Supercilious raises eyebrows

Supercilious is an adjective used to describe the haughtily disdainful or contemptuous either as a person or the facial expression that characterises it.

Supercilious is a word that shows that word-makers have always had a sense of humour. The word, supercilious, came into English in the early sixteenth century from the Latin word, supercilium, meaning haughty demeanour and pride. However its literal meaning was eyebrow from super, meaning above and cilium meaning eyelid. It comes from a description of the raised eyebrow that is an expression of arrogant contempt or haughty superiority.

When I think of supercilious my mind always conjures up a character from Jane Austen or the Bronte sisters, accustomed as they were to mingling with the haughty aristocracy of Regency England. A little search through their works yields quite a few passages—which follow, with a little abbreviating—that give a strong sense of superciliousness.

I have accompanied the passages with some of our favourite supercilious Australians.​

Alan Jones never less than totally supercilious

Jane Eyre by Charlotte Bronte

Blanche Ingram, after having repelled, by supercilious taciturnity, some efforts of Mrs. Dent and Mrs. Eshton to draw her into conversation, … had flung herself in haughty listlessness on a sofa …

Agnes Grey by Anne Bronte

Besides the old lady, there was another relative of the family, whose visits were a great annoyance to me – this was ‘Uncle Robson,’ … He seldom deigned to notice me; and, when he did, it was with a certain supercilious insolence of tone and manner that convinced me he was no gentleman: though it was intended to have a contrary effect.

Paul Keating known to be this supercilious

Jane Eyre by Charlotte Bronte

What sort of a person is Miss Wilson?’ she asked.

‘She is elegant and accomplished above the generality of her birth and station; and some say she is ladylike and agreeable.’

‘I thought her somewhat frigid, and rather supercilious in her manner today.’

The Tenant of Wildfell Hall by Anne Bronte

As for Richard Wilson’s sister … shortly after the death of her mother she … took lodgings in – the county town, where she … lives … in a kind of close-fisted, cold, uncomfortable gentility, doing no good to others, and but little to herself; … loving no one and beloved by none – a cold-hearted, supercilious, keenly, insidiously censorious old maid.
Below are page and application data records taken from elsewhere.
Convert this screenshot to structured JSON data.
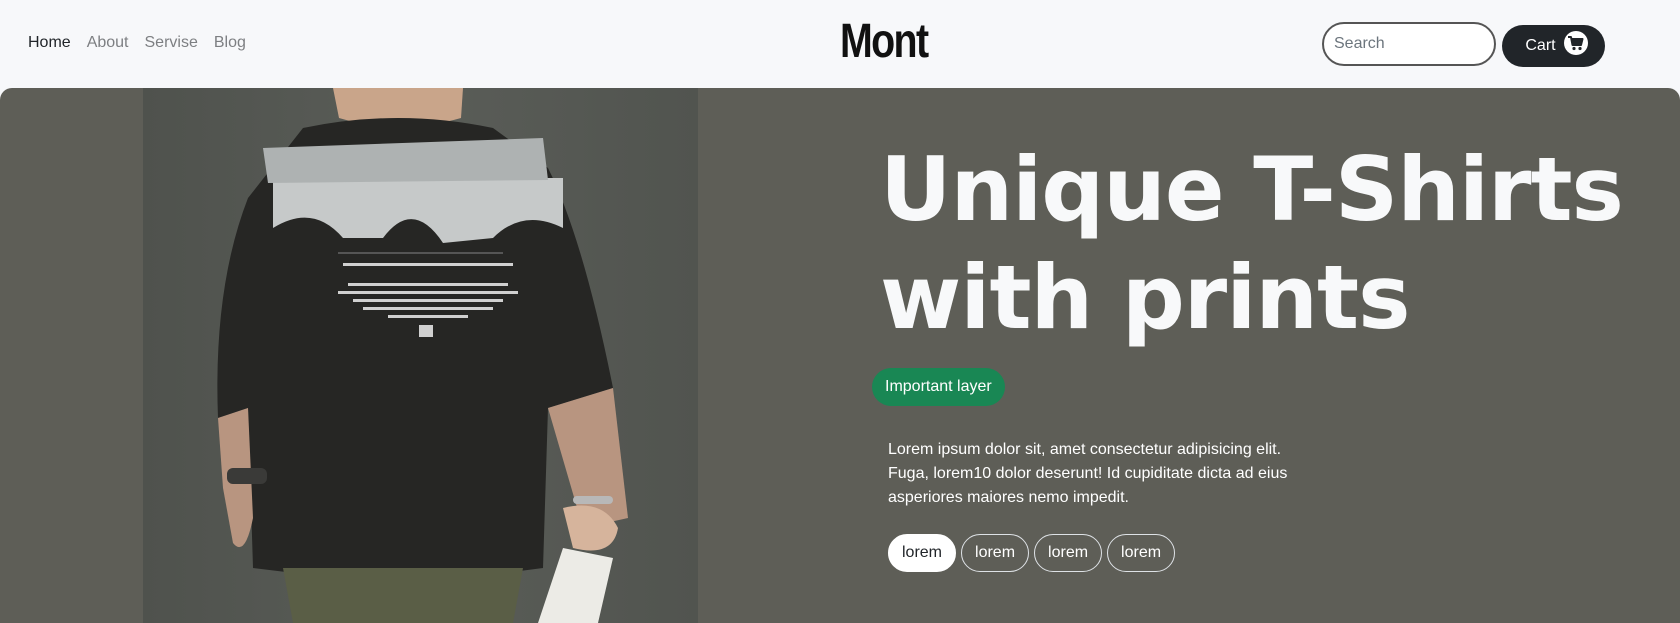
{
  "nav": {
    "links": [
      "Home",
      "About",
      "Servise",
      "Blog"
    ],
    "active_index": 0
  },
  "brand": "Mont",
  "search": {
    "placeholder": "Search",
    "value": ""
  },
  "cart": {
    "label": "Cart",
    "icon": "cart-icon"
  },
  "hero": {
    "title_line1": "Unique T-Shirts",
    "title_line2": "with prints",
    "badge": "Important layer",
    "text": "Lorem ipsum dolor sit, amet consectetur adipisicing elit. Fuga, lorem10 dolor deserunt! Id cupiditate dicta ad eius asperiores maiores nemo impedit.",
    "chips": [
      "lorem",
      "lorem",
      "lorem",
      "lorem"
    ],
    "active_chip": 0,
    "image": "person-back-black-tshirt-photo"
  },
  "colors": {
    "hero_bg": "#5e5e57",
    "badge": "#198754",
    "dark": "#212529",
    "nav_bg": "#f7f8fa"
  }
}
Kevin Rudd super-supercilious

Shirley by Charlotte Bronte

Young ladies,’ continued Joe, assuming a lordly air, ‘ye’d better go into th’ house.’

‘I wonder what for?’ inquired Shirley, to whom the overlooker’s somewhat pragmatical manners were familiar, and who was often at war with him; for Joe, holding supercilious theories about women in general, resented greatly, in his secret soul, the fact of his master and his master’s mill being, in a manner, under petticoat government, and had felt as wormwood and gall certain business- visits of the heiress to the Hollow’s counting-house.

Shirley by Charlotte Bronte

Mr. Moore, left alone, rose from his desk.

‘I can be very cool and very supercilious with Henry,’ he said. ‘I can seem to make light of his apprehensions, and look down ‘du haut de ma grandeur’ on his youthful ardour.

Fred Nile not only Supercilious but sanctimonious

Pride and Prejudice by Jane Austen

Within a short walk of Longbourn lived a family with whom the Bennets were particularly intimate. Sir William Lucas had been formerly in trade in Meryton, where he had made a tolerable fortune, and risen to the honour of knighthood by an address to the king during his mayoralty. … For, though elated by his rank, it did not render him supercilious; on the contrary, he was all attention to everybody.